** EXERCISE AIM **
When a line of the material has the word "structured" in it, copy that line.
---*---
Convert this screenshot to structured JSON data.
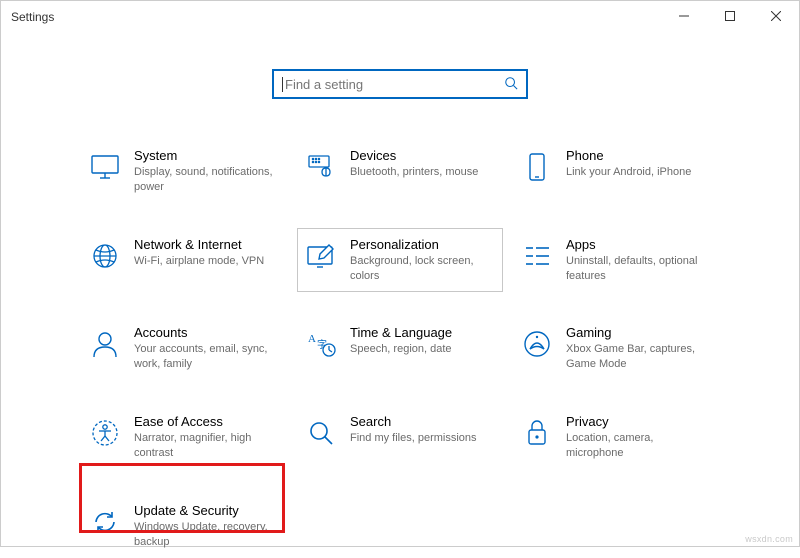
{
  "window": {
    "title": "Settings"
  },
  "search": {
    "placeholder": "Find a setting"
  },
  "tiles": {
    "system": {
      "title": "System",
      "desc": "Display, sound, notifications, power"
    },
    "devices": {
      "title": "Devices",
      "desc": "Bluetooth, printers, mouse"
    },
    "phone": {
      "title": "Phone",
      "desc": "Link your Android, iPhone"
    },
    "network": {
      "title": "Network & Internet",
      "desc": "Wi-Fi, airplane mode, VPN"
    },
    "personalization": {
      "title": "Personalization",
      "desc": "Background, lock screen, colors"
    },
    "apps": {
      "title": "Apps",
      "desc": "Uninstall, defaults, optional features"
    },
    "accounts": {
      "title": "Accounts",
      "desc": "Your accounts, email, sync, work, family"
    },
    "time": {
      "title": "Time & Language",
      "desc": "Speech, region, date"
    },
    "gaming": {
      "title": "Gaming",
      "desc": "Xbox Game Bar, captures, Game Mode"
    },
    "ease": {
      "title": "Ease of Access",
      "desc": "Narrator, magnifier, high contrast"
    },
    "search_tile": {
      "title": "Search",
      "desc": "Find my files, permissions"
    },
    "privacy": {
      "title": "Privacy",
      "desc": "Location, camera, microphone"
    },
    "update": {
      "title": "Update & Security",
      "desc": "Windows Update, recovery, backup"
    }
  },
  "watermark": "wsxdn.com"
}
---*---
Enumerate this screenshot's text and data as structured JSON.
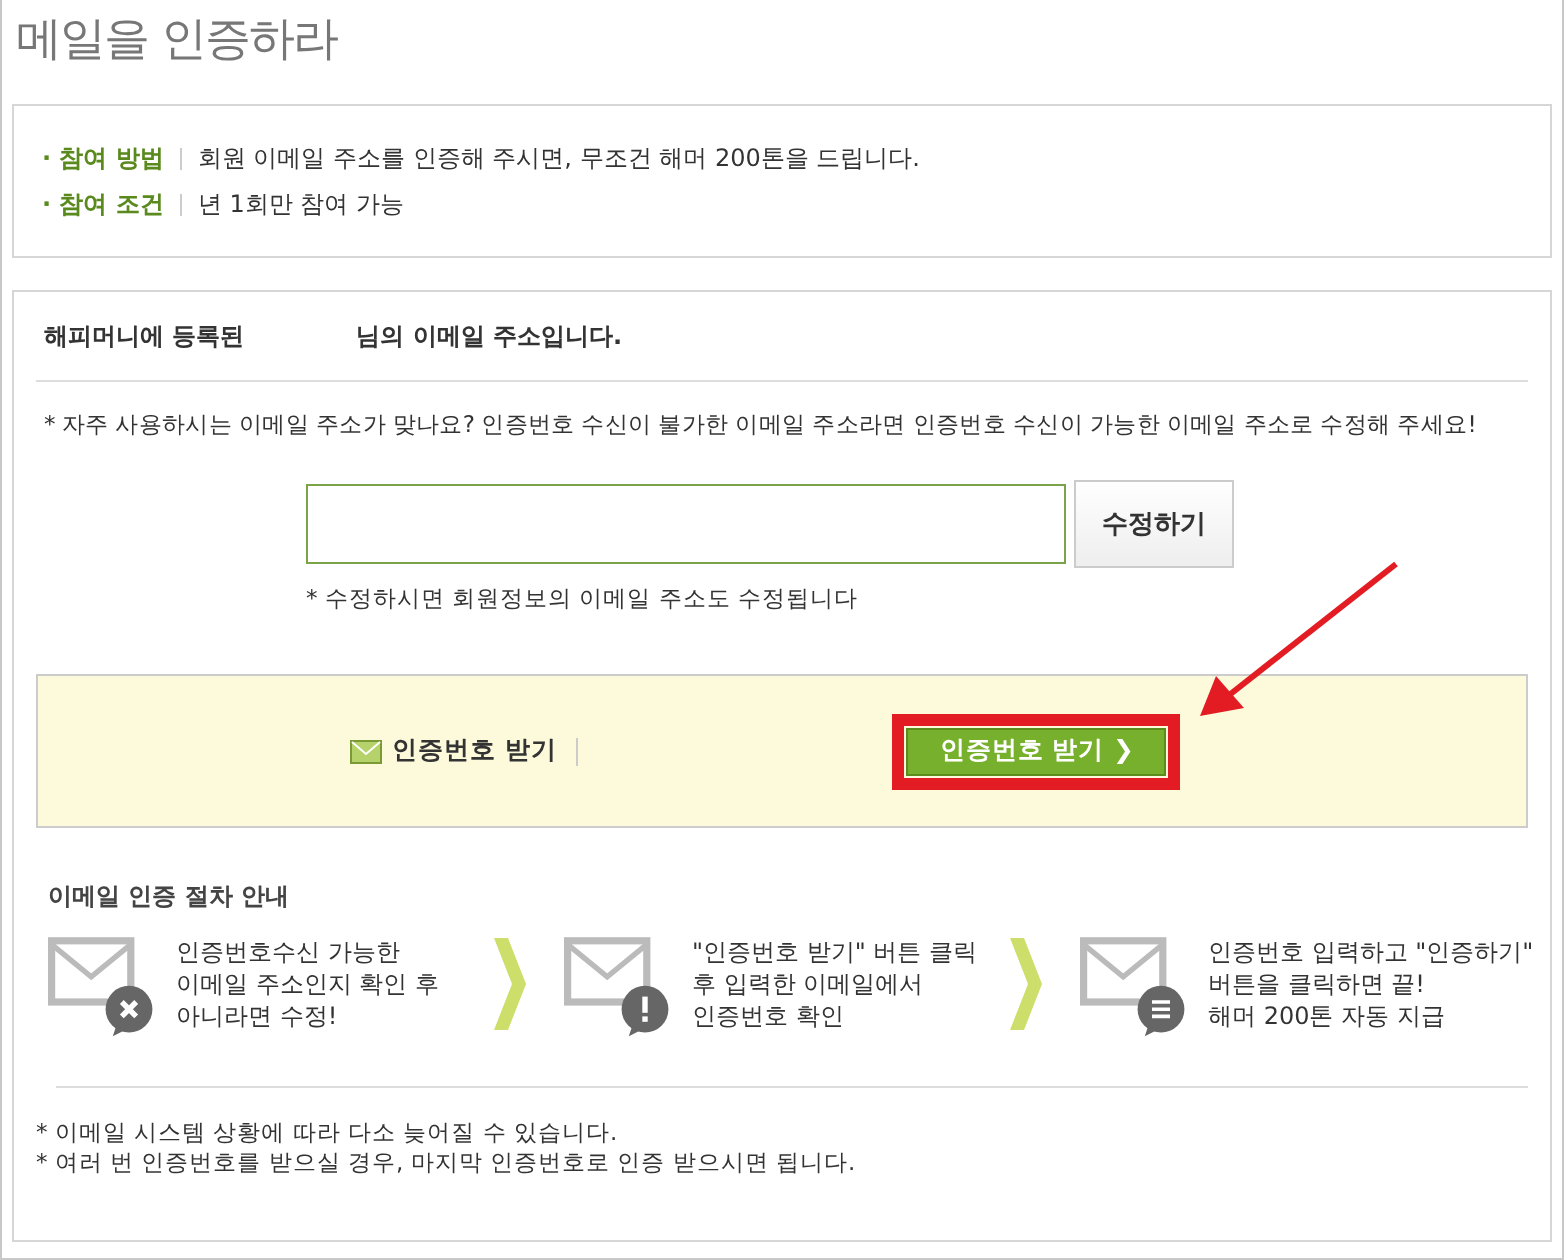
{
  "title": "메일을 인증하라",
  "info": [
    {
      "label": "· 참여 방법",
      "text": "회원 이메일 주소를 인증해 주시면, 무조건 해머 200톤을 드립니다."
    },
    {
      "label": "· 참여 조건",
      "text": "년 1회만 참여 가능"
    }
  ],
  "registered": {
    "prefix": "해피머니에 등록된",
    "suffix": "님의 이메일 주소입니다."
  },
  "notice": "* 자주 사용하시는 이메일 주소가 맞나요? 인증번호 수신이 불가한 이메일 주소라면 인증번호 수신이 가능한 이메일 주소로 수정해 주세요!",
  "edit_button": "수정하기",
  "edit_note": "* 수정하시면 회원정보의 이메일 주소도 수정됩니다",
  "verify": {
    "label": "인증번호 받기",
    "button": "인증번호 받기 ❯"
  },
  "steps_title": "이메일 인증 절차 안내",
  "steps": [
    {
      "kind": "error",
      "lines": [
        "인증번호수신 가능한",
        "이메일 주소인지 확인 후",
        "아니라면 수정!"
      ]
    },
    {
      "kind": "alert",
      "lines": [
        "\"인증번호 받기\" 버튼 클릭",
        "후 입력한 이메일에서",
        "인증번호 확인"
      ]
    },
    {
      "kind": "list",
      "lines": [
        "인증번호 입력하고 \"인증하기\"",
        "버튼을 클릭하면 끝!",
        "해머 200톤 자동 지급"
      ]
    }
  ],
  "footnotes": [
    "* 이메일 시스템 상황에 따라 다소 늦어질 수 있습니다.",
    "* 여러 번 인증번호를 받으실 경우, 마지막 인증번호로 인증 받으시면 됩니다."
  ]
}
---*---
** FINAL ANSWER **
Convert this screenshot to structured JSON data.
Enumerate this screenshot's text and data as structured JSON.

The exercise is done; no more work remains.